Micro Review of Haute Surveillance by Johannes Göransson
Haute Surveillance Johannes Göransson Tarpaulin Sky Press (2013) $14

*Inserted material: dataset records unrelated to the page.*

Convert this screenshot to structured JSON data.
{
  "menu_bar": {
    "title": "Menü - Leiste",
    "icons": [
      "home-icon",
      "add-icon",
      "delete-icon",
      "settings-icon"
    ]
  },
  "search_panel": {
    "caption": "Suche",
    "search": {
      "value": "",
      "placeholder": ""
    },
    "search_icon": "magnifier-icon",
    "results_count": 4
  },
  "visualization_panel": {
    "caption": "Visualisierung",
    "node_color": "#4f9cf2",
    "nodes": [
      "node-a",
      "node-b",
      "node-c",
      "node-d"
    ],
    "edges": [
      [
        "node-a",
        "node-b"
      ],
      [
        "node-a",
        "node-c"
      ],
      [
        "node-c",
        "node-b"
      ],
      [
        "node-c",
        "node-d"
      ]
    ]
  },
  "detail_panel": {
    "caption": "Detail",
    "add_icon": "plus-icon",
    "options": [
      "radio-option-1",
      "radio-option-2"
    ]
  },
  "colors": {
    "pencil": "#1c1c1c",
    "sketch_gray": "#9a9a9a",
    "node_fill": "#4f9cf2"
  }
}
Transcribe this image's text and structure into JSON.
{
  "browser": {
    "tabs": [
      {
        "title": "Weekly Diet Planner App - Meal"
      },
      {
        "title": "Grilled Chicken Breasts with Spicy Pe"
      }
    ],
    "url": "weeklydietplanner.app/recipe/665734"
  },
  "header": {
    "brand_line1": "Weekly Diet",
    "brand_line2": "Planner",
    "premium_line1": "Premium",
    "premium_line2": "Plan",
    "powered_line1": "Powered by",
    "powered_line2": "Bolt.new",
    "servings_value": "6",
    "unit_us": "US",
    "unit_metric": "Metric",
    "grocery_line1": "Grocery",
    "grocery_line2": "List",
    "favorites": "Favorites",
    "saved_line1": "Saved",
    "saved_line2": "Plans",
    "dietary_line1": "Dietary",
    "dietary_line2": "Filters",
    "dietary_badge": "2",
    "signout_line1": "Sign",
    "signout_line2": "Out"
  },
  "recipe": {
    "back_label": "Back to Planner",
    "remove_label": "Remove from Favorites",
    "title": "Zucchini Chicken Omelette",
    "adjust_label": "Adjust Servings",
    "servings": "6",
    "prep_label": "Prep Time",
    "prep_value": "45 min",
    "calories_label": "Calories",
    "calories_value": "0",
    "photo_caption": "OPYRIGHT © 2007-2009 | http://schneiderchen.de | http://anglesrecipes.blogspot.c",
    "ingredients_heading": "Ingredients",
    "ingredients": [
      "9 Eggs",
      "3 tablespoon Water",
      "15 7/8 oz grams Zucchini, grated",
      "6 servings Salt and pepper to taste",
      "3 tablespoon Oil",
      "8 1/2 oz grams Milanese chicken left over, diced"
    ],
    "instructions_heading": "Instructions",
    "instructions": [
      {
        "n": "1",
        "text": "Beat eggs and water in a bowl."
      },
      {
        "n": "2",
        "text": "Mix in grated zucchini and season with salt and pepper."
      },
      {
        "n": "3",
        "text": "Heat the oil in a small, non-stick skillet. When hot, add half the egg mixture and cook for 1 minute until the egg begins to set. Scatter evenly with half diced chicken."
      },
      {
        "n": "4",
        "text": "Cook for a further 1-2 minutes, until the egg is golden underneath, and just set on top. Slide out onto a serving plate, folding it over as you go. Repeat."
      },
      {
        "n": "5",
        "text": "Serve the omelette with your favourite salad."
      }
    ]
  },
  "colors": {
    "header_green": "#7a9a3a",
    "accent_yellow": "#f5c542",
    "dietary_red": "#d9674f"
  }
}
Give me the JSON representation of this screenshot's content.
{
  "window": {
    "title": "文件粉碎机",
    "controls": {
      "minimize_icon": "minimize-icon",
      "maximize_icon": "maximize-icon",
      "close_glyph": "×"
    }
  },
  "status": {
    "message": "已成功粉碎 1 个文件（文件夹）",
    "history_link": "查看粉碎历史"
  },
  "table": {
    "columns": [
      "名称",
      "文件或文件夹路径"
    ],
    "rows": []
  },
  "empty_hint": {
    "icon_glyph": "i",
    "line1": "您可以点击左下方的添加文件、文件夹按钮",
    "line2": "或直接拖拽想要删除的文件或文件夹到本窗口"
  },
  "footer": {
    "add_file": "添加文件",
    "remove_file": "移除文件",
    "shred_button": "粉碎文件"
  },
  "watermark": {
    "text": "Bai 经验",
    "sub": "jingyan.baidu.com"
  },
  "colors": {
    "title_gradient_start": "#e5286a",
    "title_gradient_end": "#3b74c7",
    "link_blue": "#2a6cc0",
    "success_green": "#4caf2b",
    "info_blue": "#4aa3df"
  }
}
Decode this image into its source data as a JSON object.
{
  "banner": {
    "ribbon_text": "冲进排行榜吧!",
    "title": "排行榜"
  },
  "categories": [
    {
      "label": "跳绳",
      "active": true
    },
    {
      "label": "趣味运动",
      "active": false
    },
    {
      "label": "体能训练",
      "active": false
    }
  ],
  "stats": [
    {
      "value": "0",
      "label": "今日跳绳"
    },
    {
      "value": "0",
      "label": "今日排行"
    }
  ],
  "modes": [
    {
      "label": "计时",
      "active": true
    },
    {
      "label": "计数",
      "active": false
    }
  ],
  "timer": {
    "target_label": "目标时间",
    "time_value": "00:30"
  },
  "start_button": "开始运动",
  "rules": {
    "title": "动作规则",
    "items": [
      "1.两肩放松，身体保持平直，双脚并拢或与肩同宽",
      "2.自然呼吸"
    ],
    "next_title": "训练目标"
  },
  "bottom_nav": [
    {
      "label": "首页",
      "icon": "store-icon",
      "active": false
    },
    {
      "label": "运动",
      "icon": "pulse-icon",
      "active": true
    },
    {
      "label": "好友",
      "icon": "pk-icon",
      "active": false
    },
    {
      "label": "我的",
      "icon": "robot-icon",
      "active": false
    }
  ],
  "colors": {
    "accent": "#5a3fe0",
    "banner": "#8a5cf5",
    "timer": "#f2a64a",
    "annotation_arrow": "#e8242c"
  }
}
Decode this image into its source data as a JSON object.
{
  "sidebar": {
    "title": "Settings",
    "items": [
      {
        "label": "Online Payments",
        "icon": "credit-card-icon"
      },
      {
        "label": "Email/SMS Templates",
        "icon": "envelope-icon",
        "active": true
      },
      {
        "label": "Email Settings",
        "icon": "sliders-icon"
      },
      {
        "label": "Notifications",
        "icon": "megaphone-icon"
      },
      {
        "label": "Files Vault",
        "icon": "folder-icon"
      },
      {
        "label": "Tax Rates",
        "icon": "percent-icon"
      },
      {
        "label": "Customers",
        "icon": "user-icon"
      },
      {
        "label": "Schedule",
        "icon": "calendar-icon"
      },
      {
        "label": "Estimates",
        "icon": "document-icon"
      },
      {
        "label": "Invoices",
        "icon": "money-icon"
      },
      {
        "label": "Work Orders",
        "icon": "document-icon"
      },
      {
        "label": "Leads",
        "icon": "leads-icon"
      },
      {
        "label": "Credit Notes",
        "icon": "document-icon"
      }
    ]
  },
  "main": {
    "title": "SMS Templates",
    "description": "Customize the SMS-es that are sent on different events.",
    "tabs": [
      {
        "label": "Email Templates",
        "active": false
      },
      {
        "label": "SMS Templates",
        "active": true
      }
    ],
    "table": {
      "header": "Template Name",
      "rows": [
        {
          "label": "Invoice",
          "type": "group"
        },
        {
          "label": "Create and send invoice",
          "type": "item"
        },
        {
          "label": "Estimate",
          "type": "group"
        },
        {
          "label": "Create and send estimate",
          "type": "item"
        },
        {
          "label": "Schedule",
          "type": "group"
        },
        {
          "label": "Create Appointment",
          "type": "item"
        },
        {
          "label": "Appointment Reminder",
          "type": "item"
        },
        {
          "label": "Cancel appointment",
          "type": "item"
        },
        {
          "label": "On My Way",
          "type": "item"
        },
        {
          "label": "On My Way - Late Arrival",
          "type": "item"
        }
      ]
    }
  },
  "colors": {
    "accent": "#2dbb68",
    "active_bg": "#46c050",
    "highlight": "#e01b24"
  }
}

Johannes Göransson’s Haute Surveillance is a textual representation of the horrific and luminous spectacle of a post-modern condition defined by unavoidable participation in (and often a voluntary surrender to) a global war economy. The multi-genre work (a novel in dialogue with prose poetry and punctuated by epistolary and dramatic interludes) embodies a term coined in its own narrative, “atrocity kitsch,” inhabiting bathtubs, war prisons, and a Shining Mansion on the Hill (a dream-like conflation of the White House and the hotel from Stanley Kubrick’s The Shining). What makes Haute Surveillance disturbing while ultimately familiar is that such conflations don’t necessarily come across as products of the author’s, or even the narrator’s, twisted imagination, but as products of culture. Doesn’t the office of the Presidency occupy a space in our cultural imagination somewhere between an ideologically and physically oppressive brute force and an institution of ineffectual celebrity perpetuated by its own mythos? This is an American and post-modern novel because American post-modernity is the only existing site where a female soldier, stationed at a war prison, who gleefully photographs horrific, torturous acts and brutalized bodies, can occupy the same imaginary and publicized space as a Hollywood “starlet.” And Haute characterizes her as such. Unspeakable acts are glamourized in Haute because such acts are so unspeakable in our culture that the cloaks we use to cover them have become both specialized and bedazzled; our ability to look away has developed its own technology. We are constantly threatened with and by surveillance and yet are unwilling to turn our gaze onto and against the looming, big bad spectator. Haute Surveillance, like us, is much more willing to costume horror in a thick, nihilistic sheen.
Review by: Ella Longpre